Mutational Hotspots of TP53 Gene Associated to DNA Damage (pp. 319-342)
Authors: (Angélica Rangel-Lopez, José Ramon Pniagua-Sierra, Unidad de Investigacion Medica en Enfermedades Nefrolňgicas, Hospital de Especialidades, Centro Médico Nacional Siglo XXI, Mexico)
Abstract: TP53 is the most commonly mutated gene in human cancers, and the p53 protein is a
potent inhibitor of cell growth, arresting cell cycle progression at several points and
inducing apoptosis of cells undergoing uncontrolled growth. The loss of p53 function by
mutation is too common in cancer. However, most natural p53 mutations occur at a late
stage in tumor development, and many clinically detectable cancers have reduced p53
expression but no p53 mutations.
Approximately 90% of the TP53 gene mutations are localized between domains
encoding exons 5 to 8. Much research suggests that TP53 mutations have prognostic
importance and sometimes are a significant factor in clinical Oncology. The presence of

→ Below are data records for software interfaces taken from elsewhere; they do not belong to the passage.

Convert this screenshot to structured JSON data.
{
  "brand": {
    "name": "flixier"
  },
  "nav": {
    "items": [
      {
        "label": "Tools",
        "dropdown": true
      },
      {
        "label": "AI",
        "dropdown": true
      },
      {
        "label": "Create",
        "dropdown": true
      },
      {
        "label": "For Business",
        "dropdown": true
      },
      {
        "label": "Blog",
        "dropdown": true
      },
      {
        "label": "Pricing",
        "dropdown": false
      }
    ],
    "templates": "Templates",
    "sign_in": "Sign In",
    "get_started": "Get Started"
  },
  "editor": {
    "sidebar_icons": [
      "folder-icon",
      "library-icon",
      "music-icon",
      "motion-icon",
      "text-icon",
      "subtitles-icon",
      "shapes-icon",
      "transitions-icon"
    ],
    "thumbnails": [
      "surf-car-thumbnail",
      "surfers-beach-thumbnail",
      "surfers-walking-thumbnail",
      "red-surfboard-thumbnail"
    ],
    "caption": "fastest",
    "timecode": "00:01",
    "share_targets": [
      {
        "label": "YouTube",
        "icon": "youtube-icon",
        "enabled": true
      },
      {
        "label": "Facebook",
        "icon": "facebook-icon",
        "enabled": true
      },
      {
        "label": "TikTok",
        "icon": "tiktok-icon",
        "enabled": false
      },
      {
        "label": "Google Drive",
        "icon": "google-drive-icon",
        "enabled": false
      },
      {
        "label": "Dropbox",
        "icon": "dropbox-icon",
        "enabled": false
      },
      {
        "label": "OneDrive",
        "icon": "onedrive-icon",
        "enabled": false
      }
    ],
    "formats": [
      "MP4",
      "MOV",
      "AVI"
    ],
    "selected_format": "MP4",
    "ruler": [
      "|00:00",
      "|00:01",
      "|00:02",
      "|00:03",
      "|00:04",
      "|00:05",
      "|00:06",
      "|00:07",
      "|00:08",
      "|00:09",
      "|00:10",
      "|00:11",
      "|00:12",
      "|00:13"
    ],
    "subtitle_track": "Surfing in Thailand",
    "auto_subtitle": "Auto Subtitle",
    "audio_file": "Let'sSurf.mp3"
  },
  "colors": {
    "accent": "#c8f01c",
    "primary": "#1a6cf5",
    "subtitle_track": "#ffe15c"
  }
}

specific p53 mutational hotspots in different types of cancer implicates environmental
carcinogens and endogenous processes in the etiology of human cancer. Oxidative stress
and the generation of reactive species may cause mutations in cancer-related genes, and
affect key regulator proteins of DNA repair, cell cycle, and apoptosis.
This review gives a brief perspective of some of the landmark discoveries in
mutation research. The molecular and biochemical characteristics of TP53 and p53 are
then covered, followed by an overview of how it can be studied in the laboratory.
Finally, the implications of mutational hotspots of TP53 gene at the level of DNA
damage are discussed.